*Exercise details*
Scan the material for the string "language" and copy out every line in which it occurs.

*Recorded data*
- Opening Delimiter -
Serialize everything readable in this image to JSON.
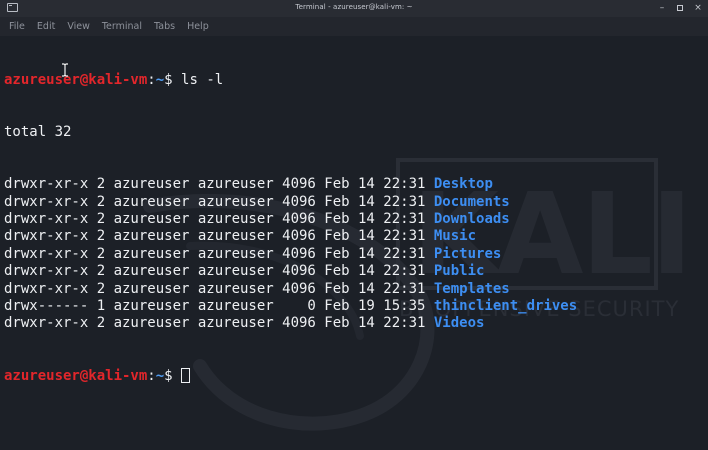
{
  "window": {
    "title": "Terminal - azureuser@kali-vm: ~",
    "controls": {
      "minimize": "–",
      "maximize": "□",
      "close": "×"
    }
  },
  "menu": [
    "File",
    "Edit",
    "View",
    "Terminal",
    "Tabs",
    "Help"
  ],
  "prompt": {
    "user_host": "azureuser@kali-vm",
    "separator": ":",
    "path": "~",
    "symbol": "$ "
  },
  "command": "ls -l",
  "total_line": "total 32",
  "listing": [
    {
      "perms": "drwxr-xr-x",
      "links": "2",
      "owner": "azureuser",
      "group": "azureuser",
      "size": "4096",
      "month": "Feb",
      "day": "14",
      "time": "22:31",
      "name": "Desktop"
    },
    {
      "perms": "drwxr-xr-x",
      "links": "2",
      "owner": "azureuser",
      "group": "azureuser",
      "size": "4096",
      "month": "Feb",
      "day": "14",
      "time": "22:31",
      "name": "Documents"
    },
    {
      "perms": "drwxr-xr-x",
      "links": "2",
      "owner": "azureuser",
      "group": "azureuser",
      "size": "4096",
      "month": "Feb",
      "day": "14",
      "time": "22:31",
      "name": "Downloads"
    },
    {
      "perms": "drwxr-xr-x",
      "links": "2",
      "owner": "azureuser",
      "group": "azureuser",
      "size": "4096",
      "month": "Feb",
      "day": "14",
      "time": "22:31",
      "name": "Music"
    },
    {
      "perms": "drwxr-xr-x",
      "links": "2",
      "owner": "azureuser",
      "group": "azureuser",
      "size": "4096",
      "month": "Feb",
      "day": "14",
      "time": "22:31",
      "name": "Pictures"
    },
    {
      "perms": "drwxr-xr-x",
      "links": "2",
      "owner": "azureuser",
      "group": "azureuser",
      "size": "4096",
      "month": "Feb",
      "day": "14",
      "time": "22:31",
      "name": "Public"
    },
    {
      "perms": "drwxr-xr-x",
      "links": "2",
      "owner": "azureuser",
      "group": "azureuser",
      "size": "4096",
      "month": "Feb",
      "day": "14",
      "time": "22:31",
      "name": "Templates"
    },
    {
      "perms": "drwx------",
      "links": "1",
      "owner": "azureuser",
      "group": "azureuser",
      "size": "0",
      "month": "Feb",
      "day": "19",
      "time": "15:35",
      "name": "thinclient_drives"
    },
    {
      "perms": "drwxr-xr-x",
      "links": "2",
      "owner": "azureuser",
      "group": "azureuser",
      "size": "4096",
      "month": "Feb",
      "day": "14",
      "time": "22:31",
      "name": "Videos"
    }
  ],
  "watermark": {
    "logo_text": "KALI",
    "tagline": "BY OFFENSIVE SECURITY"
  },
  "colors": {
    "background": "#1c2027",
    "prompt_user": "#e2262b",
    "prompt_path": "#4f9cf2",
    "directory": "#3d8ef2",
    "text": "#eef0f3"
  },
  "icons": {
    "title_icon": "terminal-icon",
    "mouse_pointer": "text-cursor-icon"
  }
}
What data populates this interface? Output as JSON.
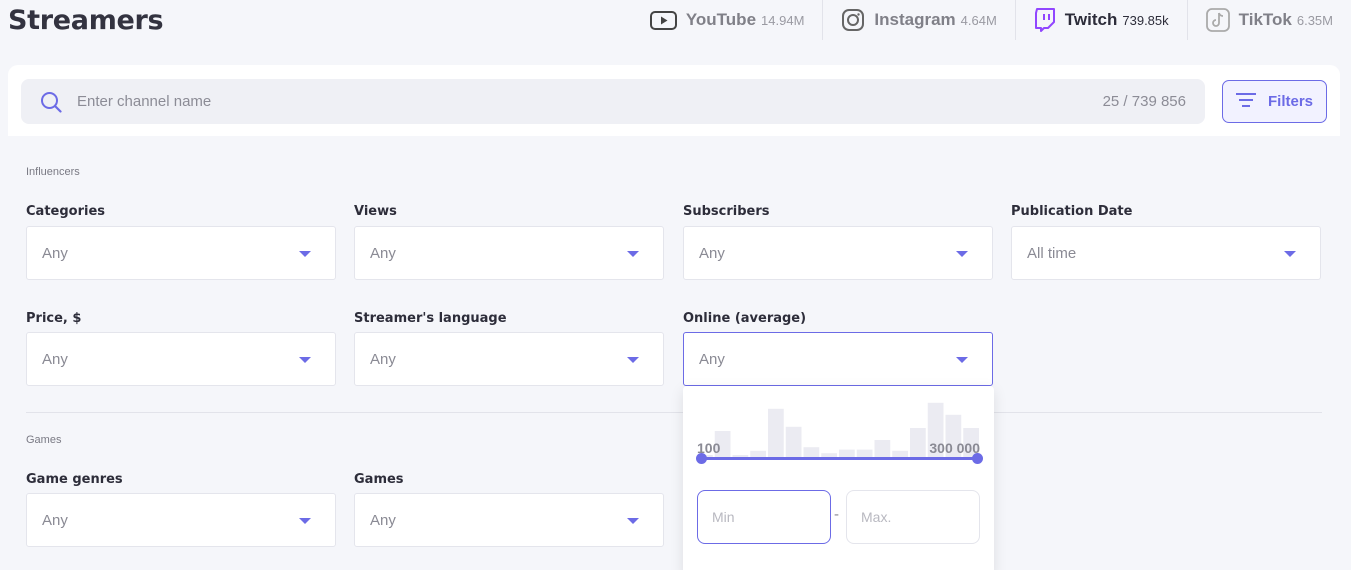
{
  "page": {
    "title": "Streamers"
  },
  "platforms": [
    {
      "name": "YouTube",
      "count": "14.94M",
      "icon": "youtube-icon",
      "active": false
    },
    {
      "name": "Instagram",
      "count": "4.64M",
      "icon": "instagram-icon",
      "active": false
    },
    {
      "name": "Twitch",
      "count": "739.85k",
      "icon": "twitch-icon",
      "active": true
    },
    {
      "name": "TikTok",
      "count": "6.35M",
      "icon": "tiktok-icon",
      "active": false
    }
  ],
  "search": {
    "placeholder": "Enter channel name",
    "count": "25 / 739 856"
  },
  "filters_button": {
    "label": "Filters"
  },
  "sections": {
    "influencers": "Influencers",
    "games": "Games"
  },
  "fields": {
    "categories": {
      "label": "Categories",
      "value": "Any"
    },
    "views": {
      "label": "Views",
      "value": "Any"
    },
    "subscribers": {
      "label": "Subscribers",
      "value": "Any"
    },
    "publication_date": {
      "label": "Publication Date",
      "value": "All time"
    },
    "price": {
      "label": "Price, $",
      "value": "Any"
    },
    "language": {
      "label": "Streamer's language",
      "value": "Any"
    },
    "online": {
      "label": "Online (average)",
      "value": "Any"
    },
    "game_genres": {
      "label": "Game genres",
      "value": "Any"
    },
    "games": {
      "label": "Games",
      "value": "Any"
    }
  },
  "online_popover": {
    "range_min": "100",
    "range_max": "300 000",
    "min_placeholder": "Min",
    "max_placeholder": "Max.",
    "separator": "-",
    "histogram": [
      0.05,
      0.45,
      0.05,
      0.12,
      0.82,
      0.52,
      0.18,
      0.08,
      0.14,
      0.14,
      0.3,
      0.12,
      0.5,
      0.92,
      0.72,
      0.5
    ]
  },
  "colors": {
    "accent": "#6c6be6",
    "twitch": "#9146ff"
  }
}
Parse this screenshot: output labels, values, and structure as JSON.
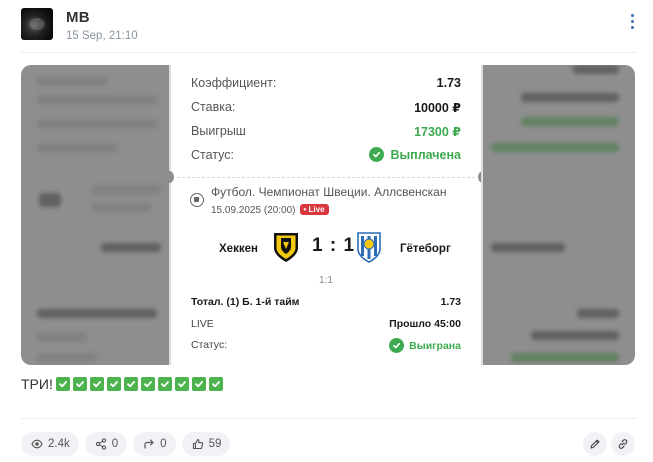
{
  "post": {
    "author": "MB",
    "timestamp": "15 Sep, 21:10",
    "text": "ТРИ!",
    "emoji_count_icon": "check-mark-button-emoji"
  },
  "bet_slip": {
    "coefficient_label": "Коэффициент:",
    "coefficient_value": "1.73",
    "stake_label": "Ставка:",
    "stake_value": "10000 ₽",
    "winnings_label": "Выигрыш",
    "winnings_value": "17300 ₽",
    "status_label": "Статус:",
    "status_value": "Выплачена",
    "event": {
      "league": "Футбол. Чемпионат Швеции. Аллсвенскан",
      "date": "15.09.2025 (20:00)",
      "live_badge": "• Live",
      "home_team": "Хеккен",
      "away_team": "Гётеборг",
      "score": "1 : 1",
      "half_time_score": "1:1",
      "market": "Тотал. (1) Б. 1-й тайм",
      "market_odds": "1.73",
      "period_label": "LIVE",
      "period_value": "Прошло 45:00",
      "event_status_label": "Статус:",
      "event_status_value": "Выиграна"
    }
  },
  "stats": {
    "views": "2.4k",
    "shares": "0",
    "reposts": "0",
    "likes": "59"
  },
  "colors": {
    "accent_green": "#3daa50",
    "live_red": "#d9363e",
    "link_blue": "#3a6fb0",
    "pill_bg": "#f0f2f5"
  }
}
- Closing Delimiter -
*Written answer*
    "language": {
      "label": "Streamer's language",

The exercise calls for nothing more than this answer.